→ DATASET RECORDS
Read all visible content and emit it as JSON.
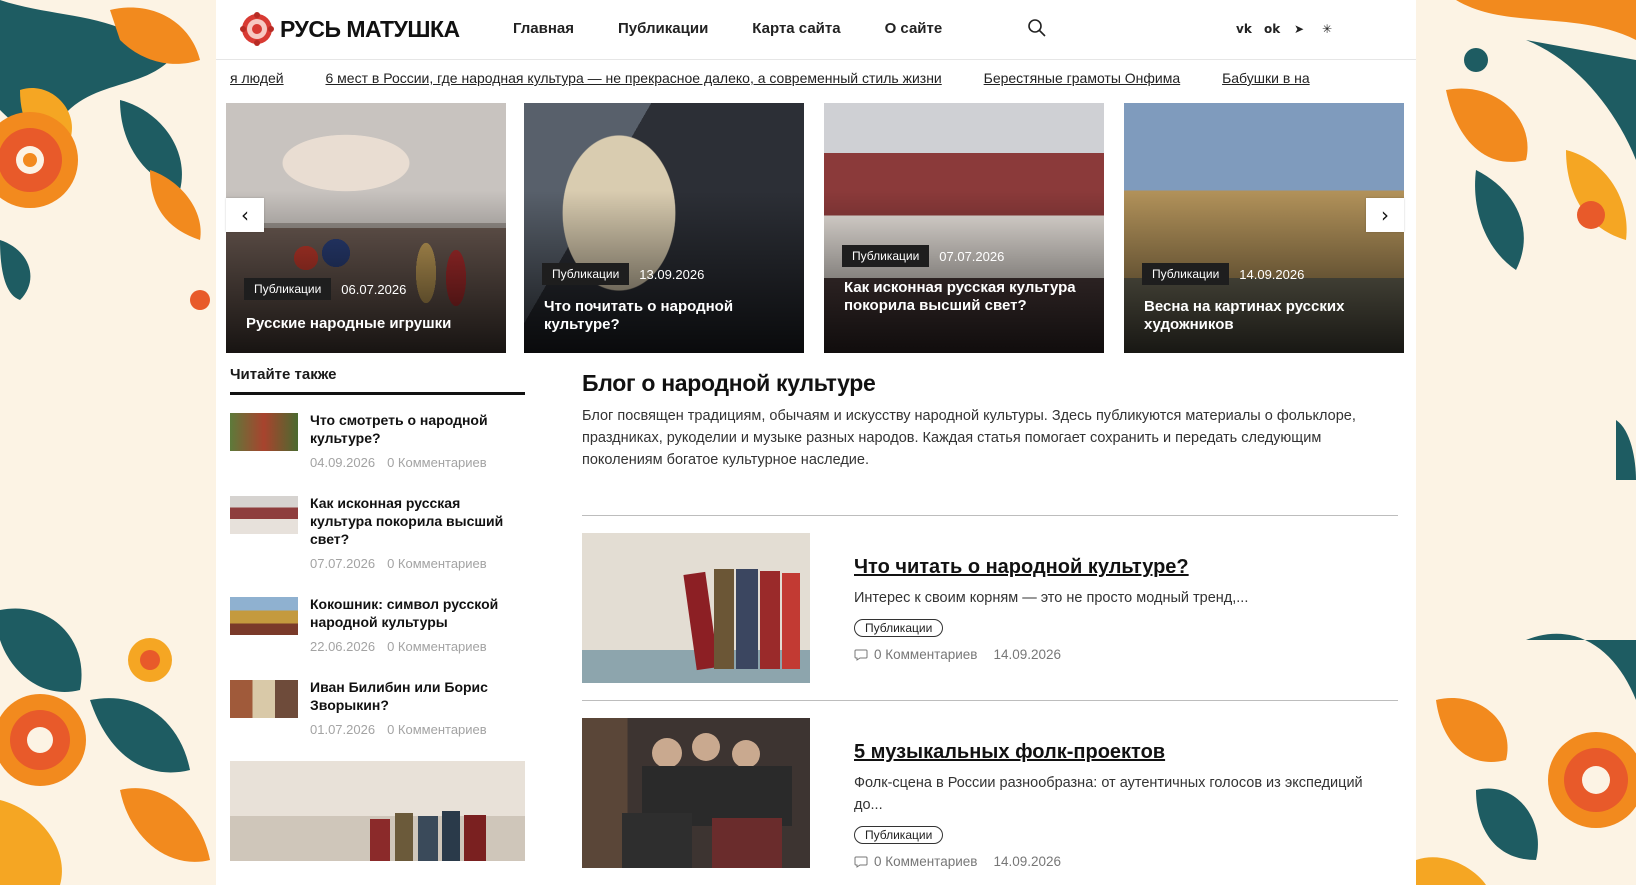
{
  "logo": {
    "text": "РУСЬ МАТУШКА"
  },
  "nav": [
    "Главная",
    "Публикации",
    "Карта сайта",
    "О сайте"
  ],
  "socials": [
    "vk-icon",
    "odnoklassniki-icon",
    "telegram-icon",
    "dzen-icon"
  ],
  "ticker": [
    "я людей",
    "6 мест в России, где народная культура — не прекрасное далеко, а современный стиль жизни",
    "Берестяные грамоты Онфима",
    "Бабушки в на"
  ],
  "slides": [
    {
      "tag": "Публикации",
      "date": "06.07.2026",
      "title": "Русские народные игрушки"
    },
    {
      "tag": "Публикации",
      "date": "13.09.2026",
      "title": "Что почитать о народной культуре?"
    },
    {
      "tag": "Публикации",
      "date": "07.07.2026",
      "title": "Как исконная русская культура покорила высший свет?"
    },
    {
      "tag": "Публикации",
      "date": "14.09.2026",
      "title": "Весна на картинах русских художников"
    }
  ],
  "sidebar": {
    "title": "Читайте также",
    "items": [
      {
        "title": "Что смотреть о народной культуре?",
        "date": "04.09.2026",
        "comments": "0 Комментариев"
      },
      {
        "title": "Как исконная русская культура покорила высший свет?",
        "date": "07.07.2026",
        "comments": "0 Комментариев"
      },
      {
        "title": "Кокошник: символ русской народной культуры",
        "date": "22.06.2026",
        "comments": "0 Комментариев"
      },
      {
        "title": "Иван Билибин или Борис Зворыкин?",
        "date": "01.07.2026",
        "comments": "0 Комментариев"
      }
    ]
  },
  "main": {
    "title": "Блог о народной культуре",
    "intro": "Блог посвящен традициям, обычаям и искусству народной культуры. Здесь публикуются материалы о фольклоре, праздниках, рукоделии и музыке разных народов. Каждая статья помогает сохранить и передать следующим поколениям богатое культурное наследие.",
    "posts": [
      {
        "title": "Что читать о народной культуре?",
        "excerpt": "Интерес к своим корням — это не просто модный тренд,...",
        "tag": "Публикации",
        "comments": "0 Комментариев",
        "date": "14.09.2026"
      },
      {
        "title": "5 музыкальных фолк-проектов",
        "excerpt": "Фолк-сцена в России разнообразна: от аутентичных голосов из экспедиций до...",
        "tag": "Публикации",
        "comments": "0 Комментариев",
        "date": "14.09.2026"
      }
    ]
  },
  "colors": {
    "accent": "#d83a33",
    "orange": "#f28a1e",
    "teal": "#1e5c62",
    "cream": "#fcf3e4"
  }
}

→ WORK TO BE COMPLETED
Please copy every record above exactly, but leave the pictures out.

→ RESULT OF THIS TASK
Read all visible content and emit it as JSON.
{
  "logo": {
    "text": "РУСЬ МАТУШКА"
  },
  "nav": [
    "Главная",
    "Публикации",
    "Карта сайта",
    "О сайте"
  ],
  "socials": [
    "vk-icon",
    "odnoklassniki-icon",
    "telegram-icon",
    "dzen-icon"
  ],
  "ticker": [
    "я людей",
    "6 мест в России, где народная культура — не прекрасное далеко, а современный стиль жизни",
    "Берестяные грамоты Онфима",
    "Бабушки в на"
  ],
  "slides": [
    {
      "tag": "Публикации",
      "date": "06.07.2026",
      "title": "Русские народные игрушки"
    },
    {
      "tag": "Публикации",
      "date": "13.09.2026",
      "title": "Что почитать о народной культуре?"
    },
    {
      "tag": "Публикации",
      "date": "07.07.2026",
      "title": "Как исконная русская культура покорила высший свет?"
    },
    {
      "tag": "Публикации",
      "date": "14.09.2026",
      "title": "Весна на картинах русских художников"
    }
  ],
  "sidebar": {
    "title": "Читайте также",
    "items": [
      {
        "title": "Что смотреть о народной культуре?",
        "date": "04.09.2026",
        "comments": "0 Комментариев"
      },
      {
        "title": "Как исконная русская культура покорила высший свет?",
        "date": "07.07.2026",
        "comments": "0 Комментариев"
      },
      {
        "title": "Кокошник: символ русской народной культуры",
        "date": "22.06.2026",
        "comments": "0 Комментариев"
      },
      {
        "title": "Иван Билибин или Борис Зворыкин?",
        "date": "01.07.2026",
        "comments": "0 Комментариев"
      }
    ]
  },
  "main": {
    "title": "Блог о народной культуре",
    "intro": "Блог посвящен традициям, обычаям и искусству народной культуры. Здесь публикуются материалы о фольклоре, праздниках, рукоделии и музыке разных народов. Каждая статья помогает сохранить и передать следующим поколениям богатое культурное наследие.",
    "posts": [
      {
        "title": "Что читать о народной культуре?",
        "excerpt": "Интерес к своим корням — это не просто модный тренд,...",
        "tag": "Публикации",
        "comments": "0 Комментариев",
        "date": "14.09.2026"
      },
      {
        "title": "5 музыкальных фолк-проектов",
        "excerpt": "Фолк-сцена в России разнообразна: от аутентичных голосов из экспедиций до...",
        "tag": "Публикации",
        "comments": "0 Комментариев",
        "date": "14.09.2026"
      }
    ]
  },
  "colors": {
    "accent": "#d83a33",
    "orange": "#f28a1e",
    "teal": "#1e5c62",
    "cream": "#fcf3e4"
  }
}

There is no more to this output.